Classification of this group is controversial. As traditionally defined before the introduction of cladistics, the Perciformes are almost certainly paraphyletic. Other orders that should possibly be included as suborders are the Scorpaeniformes, Tetraodontiformes, and Pleuronectiformes. Of the presently recognized suborders, several may be paraphyletic, as well. These are grouped by suborder/superfamily, generally following the text Fishes of the World.[2][6][7][8]
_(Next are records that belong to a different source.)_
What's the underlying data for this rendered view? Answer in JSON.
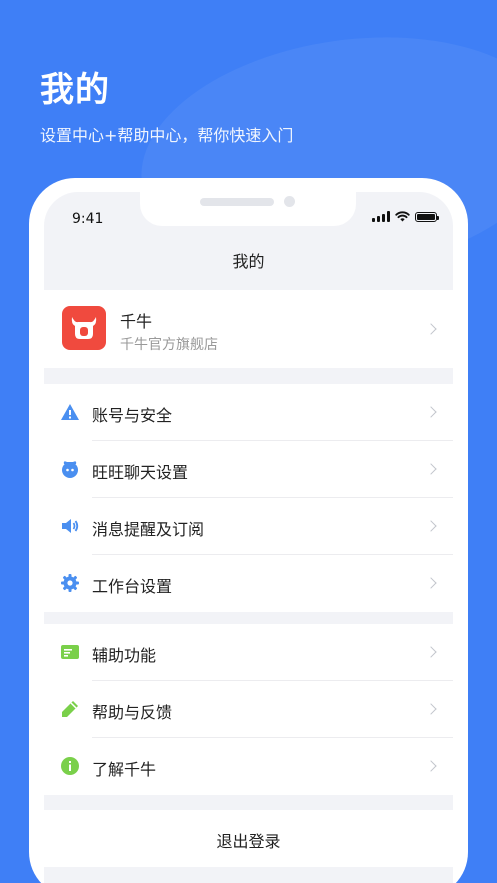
{
  "header": {
    "title": "我的",
    "subtitle": "设置中心+帮助中心，帮你快速入门"
  },
  "status_bar": {
    "time": "9:41",
    "icons": [
      "signal-icon",
      "wifi-icon",
      "battery-icon"
    ]
  },
  "nav": {
    "title": "我的"
  },
  "profile": {
    "name": "千牛",
    "subtitle": "千牛官方旗舰店",
    "icon": "qianniu-logo"
  },
  "menu_groups": [
    {
      "items": [
        {
          "label": "账号与安全",
          "icon": "warning-triangle-icon",
          "color": "#4a8ff0"
        },
        {
          "label": "旺旺聊天设置",
          "icon": "wangwang-chat-icon",
          "color": "#4a8ff0"
        },
        {
          "label": "消息提醒及订阅",
          "icon": "speaker-icon",
          "color": "#4a8ff0"
        },
        {
          "label": "工作台设置",
          "icon": "gear-icon",
          "color": "#4a8ff0"
        }
      ]
    },
    {
      "items": [
        {
          "label": "辅助功能",
          "icon": "card-icon",
          "color": "#7ad04a"
        },
        {
          "label": "帮助与反馈",
          "icon": "pencil-icon",
          "color": "#7ad04a"
        },
        {
          "label": "了解千牛",
          "icon": "info-icon",
          "color": "#7ad04a"
        }
      ]
    }
  ],
  "logout_label": "退出登录",
  "colors": {
    "background": "#3f7ff6",
    "brand_red": "#f04a3e",
    "blue_icon": "#4a8ff0",
    "green_icon": "#7ad04a"
  }
}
Perciformes display at the National Museum of Natural History.
Pomacanthus semicirculatus
Nelson 2016[8] Betancur-Rodriguez et al. 2017[9]


  1. ^ "Perciform - Form and function". Encyclopedia Britannica. Retrieved 14 February 2019.
  2. ^ a b Nelson, J. S. (2006). Fishes of the World (4 ed.). Hoboken, NJ: John Wiley & Sons. ISBN 978-0-471-25031-9.
  3. ^ J. S. Nelson; T. C. Grande; M. V. H. Wilson (2016). Fishes of the World (5th ed.). Wiley. pp. 497–502. ISBN 978-1-118-34233-6. Archived from the original on 8 April 2019. Retrieved 24 December 2020.
  4. ^ Cantalice, Kleyton M.; Alvarado-Ortega, Jesús; Alaniz-Galvan, Abril (1 April 2018). "Paleoserranus lakamhae gen. et sp. nov., a Paleocene seabass (Perciformes: Serranidae) from Palenque, Chiapas, southeastern Mexico". Journal of South American Earth Sciences. 83: 137–146. doi:10.1016/j.jsames.2018.01.010. ISSN 0895-9811.
  5. ^ Kriwet, Jürgen; Arratia, Gloria; López-Arbarello, Adriana; Parmar, Varun; Prasad, Guntupalli (1 January 2004). "Late Cretaceous-Paleocene percomorphs (Teleostei) from India - early radiation of perciformes". Recent advances in ….
  6. ^ Froese, Rainer, and Daniel Pauly, eds. (2015). "Perciformes" in FishBase. August 2015 version.
  7. ^ "ADW: Perciformes". animaldiversity.ummz.umich.edu. Animal Diversity Web.
  8. ^ a b J. S. Nelson; T. C. Grande; M. V. H. Wilson (2016). Fishes of the World (5th ed.). Wiley. pp. 430–467. ISBN 978-1-118-34233-6. Archived from the original on 8 April 2019. Retrieved 20 February 2020.
  9. ^ Betancur-R, Ricardo; Wiley, Edward O.; Arratia, Gloria; Acero, Arturo; Bailly, Nicolas; Miya, Masaki; Lecointre, Guillaume; Ortí, Guillermo (6 July 2017). "Phylogenetic classification of bony fishes". BMC Evolutionary Biology. 17 (1): 162. doi:10.1186/s12862-017-0958-3. ISSN 1471-2148. PMC 5501477. PMID 28683774.